(Given records Opens)

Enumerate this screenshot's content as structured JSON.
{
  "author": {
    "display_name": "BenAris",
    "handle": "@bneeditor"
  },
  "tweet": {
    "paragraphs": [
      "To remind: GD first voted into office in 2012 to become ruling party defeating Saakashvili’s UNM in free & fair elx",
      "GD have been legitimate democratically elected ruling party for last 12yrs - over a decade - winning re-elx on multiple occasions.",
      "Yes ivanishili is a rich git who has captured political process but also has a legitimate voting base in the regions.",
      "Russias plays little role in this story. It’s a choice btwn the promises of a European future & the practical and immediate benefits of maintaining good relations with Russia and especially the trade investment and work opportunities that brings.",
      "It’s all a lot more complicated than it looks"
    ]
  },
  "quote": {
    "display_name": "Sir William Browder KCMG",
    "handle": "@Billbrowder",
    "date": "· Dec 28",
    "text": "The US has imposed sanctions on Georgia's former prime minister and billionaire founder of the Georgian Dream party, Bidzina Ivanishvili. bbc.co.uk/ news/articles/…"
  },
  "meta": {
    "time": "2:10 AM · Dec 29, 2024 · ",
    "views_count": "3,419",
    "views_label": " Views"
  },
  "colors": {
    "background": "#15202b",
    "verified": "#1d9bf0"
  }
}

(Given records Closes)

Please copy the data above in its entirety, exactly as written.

Enumerate this screenshot's content as structured JSON.
{
  "author": {
    "display_name": "BenAris",
    "handle": "@bneeditor"
  },
  "tweet": {
    "paragraphs": [
      "To remind: GD first voted into office in 2012 to become ruling party defeating Saakashvili’s UNM in free & fair elx",
      "GD have been legitimate democratically elected ruling party for last 12yrs - over a decade - winning re-elx on multiple occasions.",
      "Yes ivanishili is a rich git who has captured political process but also has a legitimate voting base in the regions.",
      "Russias plays little role in this story. It’s a choice btwn the promises of a European future & the practical and immediate benefits of maintaining good relations with Russia and especially the trade investment and work opportunities that brings.",
      "It’s all a lot more complicated than it looks"
    ]
  },
  "quote": {
    "display_name": "Sir William Browder KCMG",
    "handle": "@Billbrowder",
    "date": "· Dec 28",
    "text": "The US has imposed sanctions on Georgia's former prime minister and billionaire founder of the Georgian Dream party, Bidzina Ivanishvili. bbc.co.uk/ news/articles/…"
  },
  "meta": {
    "time": "2:10 AM · Dec 29, 2024 · ",
    "views_count": "3,419",
    "views_label": " Views"
  },
  "colors": {
    "background": "#15202b",
    "verified": "#1d9bf0"
  }
}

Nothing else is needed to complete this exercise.